University World News, 15 June 2008
The United Kingdom wants to strengthen its collaboration with India in research and higher education, says British High Commissioner to India Richard Stagg. Britain is willing to assist India in building world class universities and the two countries will collaborate in establishing a new Indian Institute of Technology, a new Institute of Science Education and Research and a new central university, Stagg says.
International cooperation in education and research is moving up the political agenda. It was then-Prime Minister Tony Blair who announced the UK-India Education and Research Initiative when he visited India in September 2005 and later launched it in April 2006.
Under this programme, the UK pledged £26 million (US$51 million) for research initiatives with India and will soon open Research Council offices in New Delhi to identify opportunities for collaboration.
Stagg describes the research initiative as one of Britain’s biggest commitments and says it signifies the importance of India as an education partner.
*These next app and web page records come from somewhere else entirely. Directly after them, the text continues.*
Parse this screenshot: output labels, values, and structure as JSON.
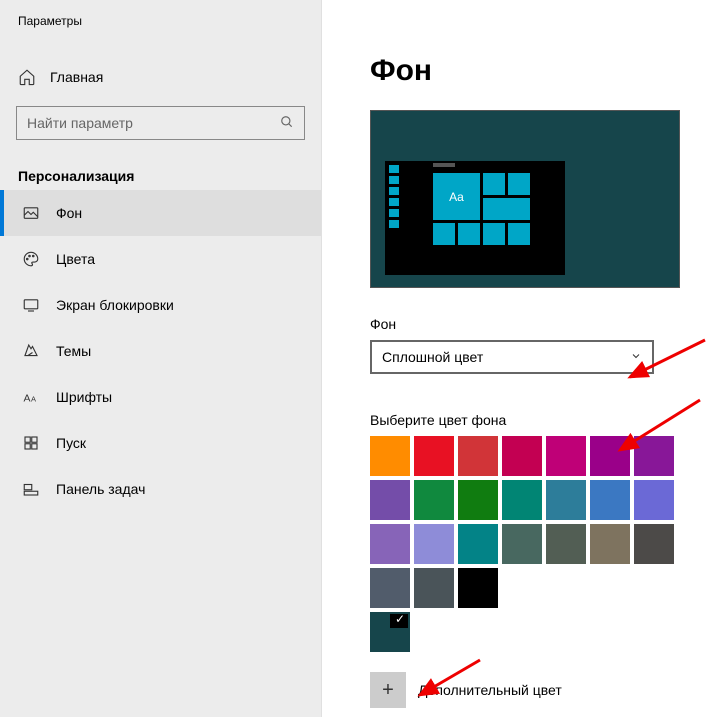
{
  "app": {
    "title": "Параметры"
  },
  "home": {
    "label": "Главная"
  },
  "search": {
    "placeholder": "Найти параметр"
  },
  "section": {
    "label": "Персонализация"
  },
  "nav": {
    "items": [
      {
        "label": "Фон"
      },
      {
        "label": "Цвета"
      },
      {
        "label": "Экран блокировки"
      },
      {
        "label": "Темы"
      },
      {
        "label": "Шрифты"
      },
      {
        "label": "Пуск"
      },
      {
        "label": "Панель задач"
      }
    ]
  },
  "main": {
    "title": "Фон",
    "preview_sample": "Aa",
    "background_label": "Фон",
    "background_dropdown": "Сплошной цвет",
    "choose_color_label": "Выберите цвет фона",
    "custom_color_label": "Дополнительный цвет"
  },
  "colors": {
    "swatches": [
      "#ff8c00",
      "#e81123",
      "#d13438",
      "#c30052",
      "#bf0077",
      "#9a0089",
      "#881798",
      "#744da9",
      "#10893e",
      "#107c10",
      "#018574",
      "#2d7d9a",
      "#3b78c2",
      "#6b69d6",
      "#8764b8",
      "#8e8cd8",
      "#038387",
      "#486860",
      "#525e54",
      "#7e735f",
      "#4c4a48",
      "#515c6b",
      "#4a5459",
      "#000000"
    ],
    "selected": "#16454b"
  }
}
Its two principal activities are promoting research partnerships between centres of excellence and developing joint and dual course delivery.
Following a meeting between British Prime Minister Gordon Brown and Indian Prime Minister Manmohan Singh in January, a delegation of British vice-chancellors visited India to discuss collaboration in higher education.
British universities see India as a pool of talent that can be tapped into. Through such collaboration, the universities will have access to a large number of students although Britain is already the second most favoured destination for Indians after the US.
Yet the last time the UK was involved in setting up a major educational institution in India was in 1961 when it assisted in establishing the Indian Institute of Technology in New Delhi. Now, if the Indian government give permission, British universities are ready to set up their own campuses in India.
“It would be much cheaper for students than to take huge loans to go abroad,” Stagg says. “Also, students would not feel homesick being away from their families. So it is a win-win situation where students would get quality education but at a lesser cost.”
Such collaborative initiatives are expected to have implications far beyond education and research. Tim Gore, British Council project manager in India, says the UK-India research initiative is “the key to building trust between the two countries”.
Similarly, British Education Minister Bill Rammell says it has made “a major contribution towards stimulating UK-India research collaboration at the cutting edge of scientific and technological innovation, as well as creating stronger higher education partnerships”.
“This closer collaboration is playing an important part in developing the wider strategic relationship between the UK and India,” Rammell says.